Vermont’s public records law will be getting a makeover thanks to a push from open government advocates, the administration of newly-elected Governor Peter Shumlin and a legislature that saw the need for greater government transparency.
On March 19, 2010, the Seventh Circuit Court of Appeals held that a federal district court violated Rule 32.l(b)(2) of the Federal Rules of Criminal Procedure when the judge used videoconferencing technology to appear at a supervised release revocation hearing.
Christopher R. Thompson was convicted in federal court and released on supervised release. He was later arrested for DUI, operating an uninsured motor vehicle, driving with a suspended license, speeding and improper lane usage. After he failed to notify his probation officer of the arrest within 72 hours, the government sought to revoke his supervised release.
The district court held both an initial hearing and a revocation hearing at which the prosecutor and appointed federal public defender were present in the Rockford, Illinois courtroom but the judge appeared via videoconferencing from a courtroom in Key West, Florida. The judge revoked Thompson’s supervised release and, despite the prosecutor’s recommendation of eight months’ incarceration, imposed a 12-month prison sentence and one year of supervised release. Thompson appealed.
The government admitted error, so the Seventh Circuit appointed an amicus attorney to defend the district court’s procedure. The Court of Appeals held that Rule 32 ...
by Matt Clarke
The estate of a prisoner who died at Alabama’s Washington County Jail has agreed to accept $450,000 to settle a wrongful death suit.
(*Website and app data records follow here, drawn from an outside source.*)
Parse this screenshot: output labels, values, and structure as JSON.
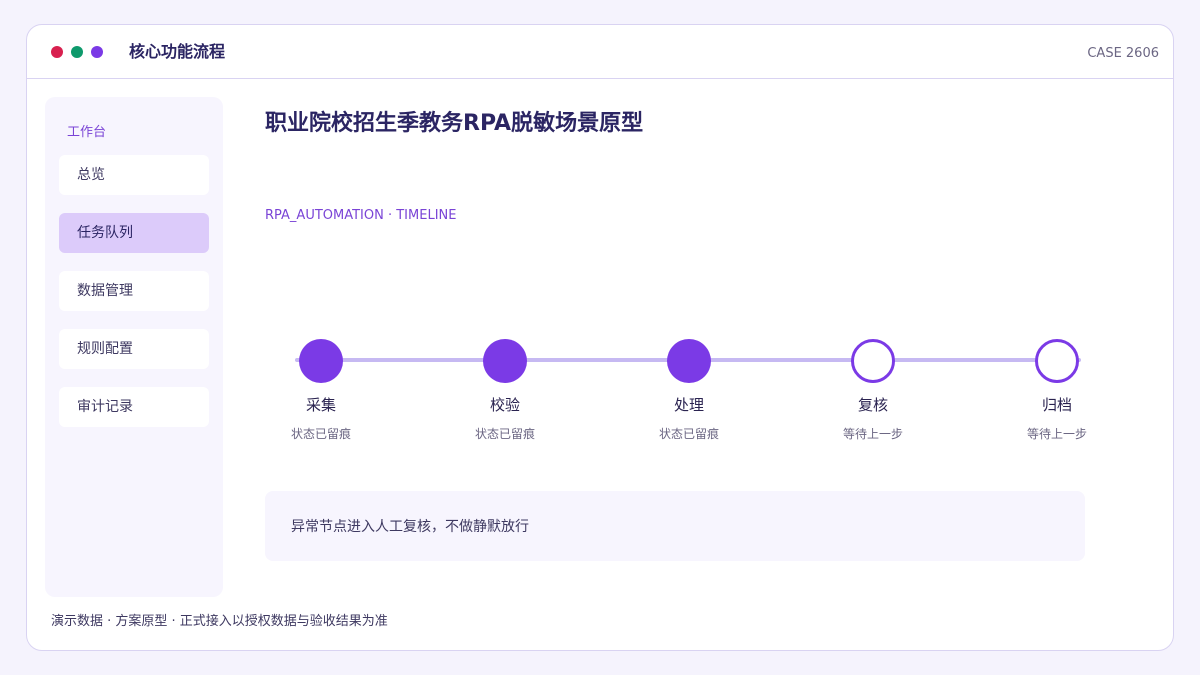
{
  "window": {
    "app_title": "核心功能流程",
    "case_label": "CASE 2606",
    "traffic_lights": [
      {
        "name": "red-dot",
        "color": "#d8204f"
      },
      {
        "name": "green-dot",
        "color": "#0e9a6c"
      },
      {
        "name": "purple-dot",
        "color": "#7b3ae6"
      }
    ]
  },
  "sidebar": {
    "heading": "工作台",
    "items": [
      {
        "label": "总览",
        "active": false
      },
      {
        "label": "任务队列",
        "active": true
      },
      {
        "label": "数据管理",
        "active": false
      },
      {
        "label": "规则配置",
        "active": false
      },
      {
        "label": "审计记录",
        "active": false
      }
    ]
  },
  "main": {
    "title": "职业院校招生季教务RPA脱敏场景原型",
    "subtitle": "RPA_AUTOMATION · TIMELINE",
    "timeline": {
      "steps": [
        {
          "label": "采集",
          "status": "状态已留痕",
          "done": true
        },
        {
          "label": "校验",
          "status": "状态已留痕",
          "done": true
        },
        {
          "label": "处理",
          "status": "状态已留痕",
          "done": true
        },
        {
          "label": "复核",
          "status": "等待上一步",
          "done": false
        },
        {
          "label": "归档",
          "status": "等待上一步",
          "done": false
        }
      ]
    },
    "note": "异常节点进入人工复核，不做静默放行"
  },
  "footer": "演示数据 · 方案原型 · 正式接入以授权数据与验收结果为准",
  "colors": {
    "accent": "#7b3ae6",
    "accent_light": "#dccbfa",
    "track": "#c6b9f2",
    "text_dark": "#2b2563"
  }
}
Shawn Desmond Woodard, 33, was being held at the Washington County Jail on a probation violation when he became sick on ...
by David M. Reutter
The Ninth Circuit Court of Appeals held on May 27, 2010 that Arizona’s felon disenfranchisement law does not violate the Fourteenth Amendment. The law is based on Arizona’s Constitution, which provides that anyone convicted of treason or a felony may not vote unless their civil rights are restored.
The appellate court rejected the plaintiffs’ argument that § 2 of the Fourteenth Amendment of the U.S. Constitution, which allows disenfranchisement for “participation in rebellion, or other crime,” should be read as rebellion or other common-law felonies. The Court of Appeals held that persons subject to felon disenfranchisement must face the long shadow of Richardson v. Ramirez, 418 U.S. 24 (1974), which held that barring felons from voting is an affirmative sanction under the Fourteenth Amendment.
Next, the Ninth Circuit rejected the argument that “crime,” at the time of the Fourteenth Amendment’s drafting, was commonly understood as being restricted to common-law felonies. The Court of Appeals found no historical support for that assertion. Moreover, the Court wrote that the “better reference point for determining whether a crime is serious is to look at how the crime is designated by the modern-day legislature that proscribed ...
by David M. Reutter
Alabama: A prisoner’s refusal to surrender a contraband cell phone to guards led to an uprising at the Holman prison in April 2011 that was quelled by the facility’s SORT team. “The inmates did not take over the unit. What actually happened, the supervisor came on the unit, the confrontation escalated and he chose to bring the officers back out of the unit and call for assistance,” said prison supervisor Grantt Culliver. “Guys do not want to give the cell phones up when they are caught with them.”
Australia: A prisoner from the Fulham Correctional Centre was taken off life support on May 16, 2011 after being severely beaten two weeks earlier. The 53-year-old prisoner was not identified; according to news reports, the weapon used in the attack may have been a rolling pin. Police are questioning another prisoner in connection with the incident. The Fulham prison is operated by GEO Group, the second-largest private prison firm in the U.S.
California: The Ninth Circuit Court of Appeals held on May 5, 2011 that sheriff’s officials did not violate a lawyer’s rights when they targeted him in a 2006 drug sting operation. Merced attorney John Garcia ...